G.W.F.Hegel, Hegel’s Philosophy of Nature, Part Two of the Encyclopaedia of the Philosophical Sciences (1830), Trans., A.V.Miller, Clarendon Press, Oxford, 2004, 10
‘The mystification which the dialectic suffers in Hegel’s hands by no means prevents him from being the first to present its general forms of motion in a comprehensive and conscious manner. With him it is standing on its head. It must be inverted, in order to discover the rational kernel within the mystical shell.’
Karl Marx, Capital, vol. 1, Postface to the Second Edition 1873, Penguin, London, 1982, 103
What the Man of Reason (linguistic, conceptual, propositional and academic) refuses to acknowledge
…it is also inadequate to…(say) vaguely that it is only in the waking state that man thinks. For thought in general is so much inherent in the nature of man that he is always thinking, even in sleep. In every form of mind, in feeling, intuition, as in picture-thinking, thought remains the basis.

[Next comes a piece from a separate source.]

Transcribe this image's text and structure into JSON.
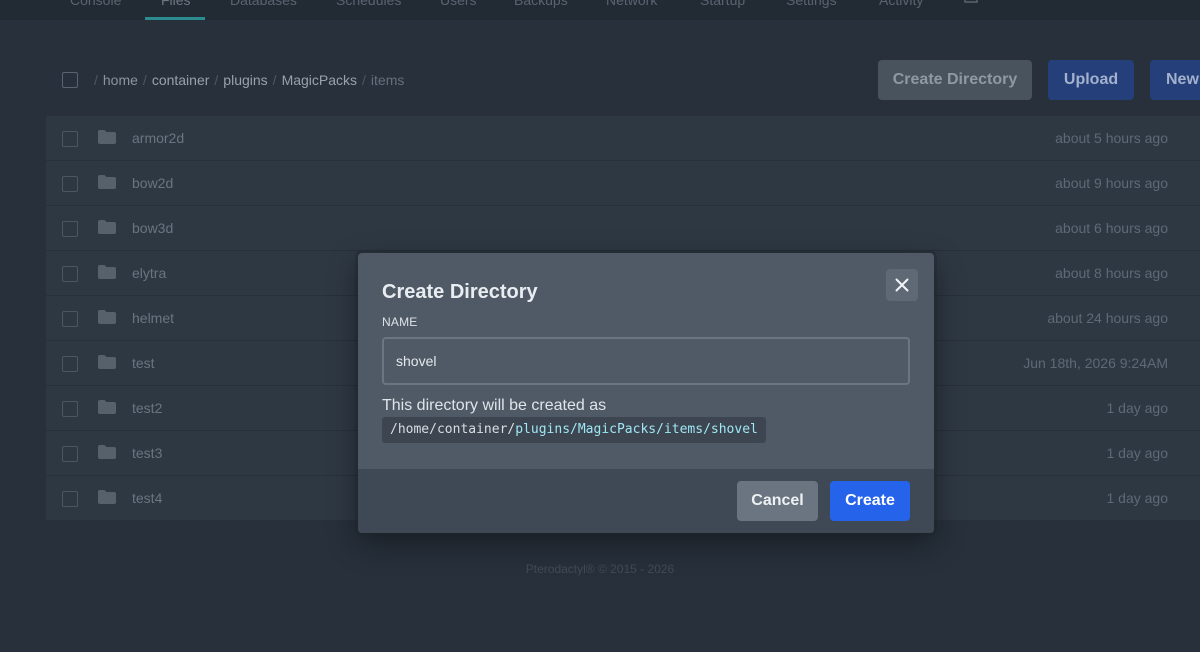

G.W.F.Hegel, Hegel’s Philosophy of Mind, Part Three of the Encyclopaedia of the Philosophical Sciences (1830), Trans., William Wallace, Clarendon Press, Oxford, 1971, 69
‘Let us, then, make a mental picture of our universe: each member shall remain what it is, distinctly apart; yet all is to form, as far as possible, a complete unity so that whatever comes into view, say the outer orb of the heavens, shall bring immediately with it the vision, on the one plane, of the sun and of all the stars with earth and sea and all living things as if exhibited upon a transparent globe.’ Plotinus, The Enneads, V.8.9
By arguing that Hegel was not only a mystic, but that he was specifically the consummate Neoplatonist, I address in my thesis the part his philosophy played in a continuum that was and is by its nature always open to development – running from the idealism of Plotinus (consciousness is primary) to its ‘inversion’ in the materialism of Marx (matter is primary). My thesis also argues that Hegel’s system, encapsulated in his Encyclopaedia, is based on Proclus’ triad of triads and that Hegel was fully aware of Cusanus whose De docta ignorantia was also structured on that triad, never mentioning him both because of the degree to which he was indebted to him and because of the implications of that acknowledgement. I provide evidence from Hegel’s own sources.
Konstantin Yuon, ‘A New Planet,’ 1921. Tempera on cardboard, The Tretyakov Gallery, Moscow
I address Magee’s claim that Hegel was an Hermeticist and argue that Magee misrepresented both the Hermetica and Hermeticism in order to argue that claim. I also argue that the response of the ideologues of the bourgeoisie to the revolutionary core that Marx and Engels brought out in Neoplatonism encapsulates why Hegel’s thorough-going Neoplatonism is not acknowledged by them. With ‘the tremendous power of the negative’ – the source of all development, before which everything is also ‘doomed’ – as that core, this current is the greatest current in Western philosophy, and now, as dialectical materialism, is the epistemology of the future.